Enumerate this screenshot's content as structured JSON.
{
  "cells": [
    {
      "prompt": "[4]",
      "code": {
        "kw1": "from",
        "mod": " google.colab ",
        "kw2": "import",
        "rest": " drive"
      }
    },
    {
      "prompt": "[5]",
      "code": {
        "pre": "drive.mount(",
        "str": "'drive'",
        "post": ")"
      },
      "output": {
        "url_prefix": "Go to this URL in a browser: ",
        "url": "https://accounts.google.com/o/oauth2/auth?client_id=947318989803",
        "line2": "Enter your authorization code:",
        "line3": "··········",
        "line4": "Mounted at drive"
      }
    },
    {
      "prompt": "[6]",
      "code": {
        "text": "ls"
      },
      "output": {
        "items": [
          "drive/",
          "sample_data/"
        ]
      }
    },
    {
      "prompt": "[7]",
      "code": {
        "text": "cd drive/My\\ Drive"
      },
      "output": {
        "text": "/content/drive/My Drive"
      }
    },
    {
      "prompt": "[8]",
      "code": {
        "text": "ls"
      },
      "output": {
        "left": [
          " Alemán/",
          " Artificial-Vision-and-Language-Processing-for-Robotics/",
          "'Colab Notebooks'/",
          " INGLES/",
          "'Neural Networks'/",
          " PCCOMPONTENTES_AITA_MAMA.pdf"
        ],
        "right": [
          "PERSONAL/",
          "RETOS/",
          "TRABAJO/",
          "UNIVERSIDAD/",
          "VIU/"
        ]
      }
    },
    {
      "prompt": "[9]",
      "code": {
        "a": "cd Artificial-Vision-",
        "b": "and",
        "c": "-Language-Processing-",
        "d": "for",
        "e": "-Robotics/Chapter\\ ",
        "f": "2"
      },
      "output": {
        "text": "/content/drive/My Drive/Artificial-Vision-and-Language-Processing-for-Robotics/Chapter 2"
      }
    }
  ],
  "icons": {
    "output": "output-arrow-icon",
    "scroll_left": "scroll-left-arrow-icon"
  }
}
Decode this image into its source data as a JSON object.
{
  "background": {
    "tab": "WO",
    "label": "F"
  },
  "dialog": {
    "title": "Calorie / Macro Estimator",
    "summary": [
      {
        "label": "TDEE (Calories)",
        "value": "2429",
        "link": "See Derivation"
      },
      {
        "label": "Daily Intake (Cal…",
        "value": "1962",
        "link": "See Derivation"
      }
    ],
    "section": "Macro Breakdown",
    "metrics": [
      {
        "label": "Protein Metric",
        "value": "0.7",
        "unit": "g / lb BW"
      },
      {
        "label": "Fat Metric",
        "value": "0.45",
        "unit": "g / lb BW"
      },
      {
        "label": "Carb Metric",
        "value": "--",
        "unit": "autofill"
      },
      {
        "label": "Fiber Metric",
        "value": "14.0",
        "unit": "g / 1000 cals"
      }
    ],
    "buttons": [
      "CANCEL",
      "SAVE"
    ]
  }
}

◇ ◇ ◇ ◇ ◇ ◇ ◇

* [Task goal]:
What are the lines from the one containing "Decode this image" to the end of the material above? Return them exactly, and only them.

* [Response below]:
Decode this image into its source data as a JSON object.
{
  "background": {
    "tab": "WO",
    "label": "F"
  },
  "dialog": {
    "title": "Calorie / Macro Estimator",
    "summary": [
      {
        "label": "TDEE (Calories)",
        "value": "2429",
        "link": "See Derivation"
      },
      {
        "label": "Daily Intake (Cal…",
        "value": "1962",
        "link": "See Derivation"
      }
    ],
    "section": "Macro Breakdown",
    "metrics": [
      {
        "label": "Protein Metric",
        "value": "0.7",
        "unit": "g / lb BW"
      },
      {
        "label": "Fat Metric",
        "value": "0.45",
        "unit": "g / lb BW"
      },
      {
        "label": "Carb Metric",
        "value": "--",
        "unit": "autofill"
      },
      {
        "label": "Fiber Metric",
        "value": "14.0",
        "unit": "g / 1000 cals"
      }
    ],
    "buttons": [
      "CANCEL",
      "SAVE"
    ]
  }
}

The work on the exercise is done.